It begins this week.
Parliament’s Constitutional Review Committee will travel to each province in South Africa to hear submissions on whether the Constitution should be amended to implement land expropriation without compensation.
The much anticipated hearings have members of Parliament bracing themselves for the relentless work ahead.
It will be a gruelling tour of long days and hundreds of thousands of people who wait anxiously — or with relish — to have their say. On Tuesday, the committee will be in the Northern Cape town of Springbok. It will be the first public hearing on the proposed changes to Section 25 of the Constitution, which protects property rights.
Vincent Smith, chairperson of the committee, has said that speakers who make submission will have 5 to 10 minutes to answer this question only: “Must the Constitution change [to allow land expropriation without compensation]; if so, how; if you don’t think the Constitution must change, why don’t you think so?”.

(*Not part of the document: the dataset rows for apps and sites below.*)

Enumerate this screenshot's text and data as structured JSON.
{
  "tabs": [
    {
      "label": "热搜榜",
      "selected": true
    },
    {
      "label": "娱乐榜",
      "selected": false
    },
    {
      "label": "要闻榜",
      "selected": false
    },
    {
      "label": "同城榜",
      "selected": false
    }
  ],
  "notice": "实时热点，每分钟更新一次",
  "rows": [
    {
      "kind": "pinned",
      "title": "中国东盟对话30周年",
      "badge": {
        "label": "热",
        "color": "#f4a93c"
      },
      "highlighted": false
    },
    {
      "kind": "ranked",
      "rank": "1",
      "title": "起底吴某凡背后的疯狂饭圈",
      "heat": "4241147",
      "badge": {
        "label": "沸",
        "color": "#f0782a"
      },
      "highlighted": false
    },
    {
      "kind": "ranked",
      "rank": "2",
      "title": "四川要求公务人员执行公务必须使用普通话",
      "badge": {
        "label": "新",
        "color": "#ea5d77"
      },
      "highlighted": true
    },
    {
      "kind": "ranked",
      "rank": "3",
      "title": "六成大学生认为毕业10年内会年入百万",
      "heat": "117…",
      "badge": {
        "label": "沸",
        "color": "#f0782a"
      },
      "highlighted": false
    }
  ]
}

The committee has been split into two groups. One will attend hearings inland, while the other will cover coastal areas. In each province, there will be hearings in at least three different venues. Between 11am and 4pm, they will sit for each day of the hearings, and listen to submissions. Smith has warned, however, that “we will sit till midnight if we have to” if the 4pm cut-off is too early.
Already, there is trepidation about the process.
MPs have encouraged all South Africans to attend the hearings and to feel welcome to speak their views. Translation services have been made available to make the process more inclusive. But MPs have called for tolerance in the proceedings, anticipating that disagreements over land could lead to tempers flaring.
“We must also appeal to South Africans generally that of course it is an emotive subject in these hearings you’re going to get divergent views and I think we need to be tolerant of each other’s views,” Smith said in a statement at the weekend.
Smith also said that “security measures” had been taken at all the venues, acknowledging that MPs are worried over people’s safety during the hearings.
“We’ve also tried to make sure that there should be sufficient security measures at these venues so that people should not feel threatened one way or the other that their safety would be at risk. We can never guarantee it, but we’ve done everything in our power to make sure that there’s maximum security in all the venues we are attending,” he said.
Afrikaner rights group AfriForum has been at the centre of controversy since Parliament first announced it was setting up a committee to review the Constitution. The group raised eyebrows when it announced it would “warn” international investors about the “conflict” that threatens South Africa.
“Conflict is not in anyone’s interest and therefore, AfriForum will do everything possible to mobilise international pressure to thusly prevent the violation of property rights,” AfriForum chief executive Kallie Kriel said in a statement.
In Parliament, some MPs have expressed their scepticism over AfriForum’s role in the land process. Smith has confirmed that more than 700 000 written submissions have been received by Parliament on land expropriation, but there were questions over the legitimacy of the submissions. The Economic Freedom Fighters suggested that AfriForum was responsible for some mischief.
“There’s a high possibility that there are 500 000 submissions that came from a very small number of people,” EFF chief whip Floyd Shivambu said during a committee meeting last week.
But there have been many views on the issue. Tembeka Ngcukaitobi, a human rights lawyer and author, said that while land reform is necessary it may be achieved without changing the Constitution.
“On paper, land reform is about reversing the legacies of apartheid and colonialism, such as poverty, food insecurity and the dominance of men in society. For land reform to counter these, the prime beneficiaries ought to be women and the poor,” Ngcukaitobi has written.
“Section 25(8) of the Constitution states that implementing this section may not impede the state from taking legislative and other measures to achieve land, water and related reform, to redress the results of past racial discrimination. Put differently, if the demands of compensation by private landowners impede land reform, they must yield to the greater public good of land redistribution,” Ngcukaitobi continues.
The mammoth task for Parliament is that it has just 30 days to capture all 700 000 submissions and compile them in a report. Smith said that only submissions which can clearly be attributed to an identifiable author would make the cut. But Parliament has had to employ a service provider to manage the submissions.
During the hearings, no written submission will be allowed, but some of the authors of those submissions may be invited to speak. No decisions will be taken during the hearings, but MPs have said they will make a decision at the end of August or beginning of September.
While the ANC and the EFF were responsible for backing a motion to change the Constitution, Smith said that every MP in the committee had committed to putting aside their party banners. “MPs have made that undertaking that we would not use our party political hats and that we would be there as facilitator,” he said.
*Look out for the M&G’s reporting from the various hearings across the country